* [Work request]
Exactly as written, print out each entry in the data, with no pictures.

[Records contained in a dataset]
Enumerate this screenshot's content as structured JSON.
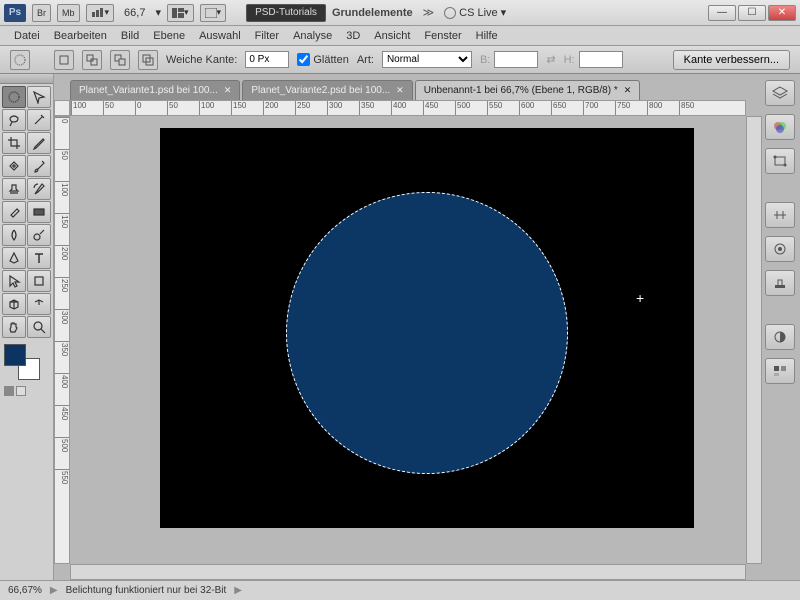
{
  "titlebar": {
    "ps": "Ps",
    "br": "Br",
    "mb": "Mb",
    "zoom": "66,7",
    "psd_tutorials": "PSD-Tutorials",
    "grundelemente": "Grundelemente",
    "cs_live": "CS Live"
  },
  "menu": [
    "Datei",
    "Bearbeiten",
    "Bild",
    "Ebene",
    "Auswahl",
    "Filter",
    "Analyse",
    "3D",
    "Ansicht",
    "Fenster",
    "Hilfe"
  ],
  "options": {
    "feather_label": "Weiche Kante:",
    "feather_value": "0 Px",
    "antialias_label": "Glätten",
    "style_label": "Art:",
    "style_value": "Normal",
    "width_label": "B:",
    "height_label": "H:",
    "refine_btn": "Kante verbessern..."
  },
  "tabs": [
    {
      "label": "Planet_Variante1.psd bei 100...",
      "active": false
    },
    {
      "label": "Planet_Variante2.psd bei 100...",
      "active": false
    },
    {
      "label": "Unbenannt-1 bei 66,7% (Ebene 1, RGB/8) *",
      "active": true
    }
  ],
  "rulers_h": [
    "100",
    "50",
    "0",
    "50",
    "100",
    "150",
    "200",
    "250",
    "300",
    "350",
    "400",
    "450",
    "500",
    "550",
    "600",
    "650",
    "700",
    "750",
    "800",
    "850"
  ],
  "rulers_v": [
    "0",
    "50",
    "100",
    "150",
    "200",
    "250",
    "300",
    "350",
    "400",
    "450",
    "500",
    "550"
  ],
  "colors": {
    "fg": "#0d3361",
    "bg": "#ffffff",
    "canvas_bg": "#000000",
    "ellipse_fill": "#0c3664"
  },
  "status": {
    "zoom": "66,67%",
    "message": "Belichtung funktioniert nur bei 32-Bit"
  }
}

* [Finished exercise]
Enumerate this screenshot's content as structured JSON.
{
  "titlebar": {
    "ps": "Ps",
    "br": "Br",
    "mb": "Mb",
    "zoom": "66,7",
    "psd_tutorials": "PSD-Tutorials",
    "grundelemente": "Grundelemente",
    "cs_live": "CS Live"
  },
  "menu": [
    "Datei",
    "Bearbeiten",
    "Bild",
    "Ebene",
    "Auswahl",
    "Filter",
    "Analyse",
    "3D",
    "Ansicht",
    "Fenster",
    "Hilfe"
  ],
  "options": {
    "feather_label": "Weiche Kante:",
    "feather_value": "0 Px",
    "antialias_label": "Glätten",
    "style_label": "Art:",
    "style_value": "Normal",
    "width_label": "B:",
    "height_label": "H:",
    "refine_btn": "Kante verbessern..."
  },
  "tabs": [
    {
      "label": "Planet_Variante1.psd bei 100...",
      "active": false
    },
    {
      "label": "Planet_Variante2.psd bei 100...",
      "active": false
    },
    {
      "label": "Unbenannt-1 bei 66,7% (Ebene 1, RGB/8) *",
      "active": true
    }
  ],
  "rulers_h": [
    "100",
    "50",
    "0",
    "50",
    "100",
    "150",
    "200",
    "250",
    "300",
    "350",
    "400",
    "450",
    "500",
    "550",
    "600",
    "650",
    "700",
    "750",
    "800",
    "850"
  ],
  "rulers_v": [
    "0",
    "50",
    "100",
    "150",
    "200",
    "250",
    "300",
    "350",
    "400",
    "450",
    "500",
    "550"
  ],
  "colors": {
    "fg": "#0d3361",
    "bg": "#ffffff",
    "canvas_bg": "#000000",
    "ellipse_fill": "#0c3664"
  },
  "status": {
    "zoom": "66,67%",
    "message": "Belichtung funktioniert nur bei 32-Bit"
  }
}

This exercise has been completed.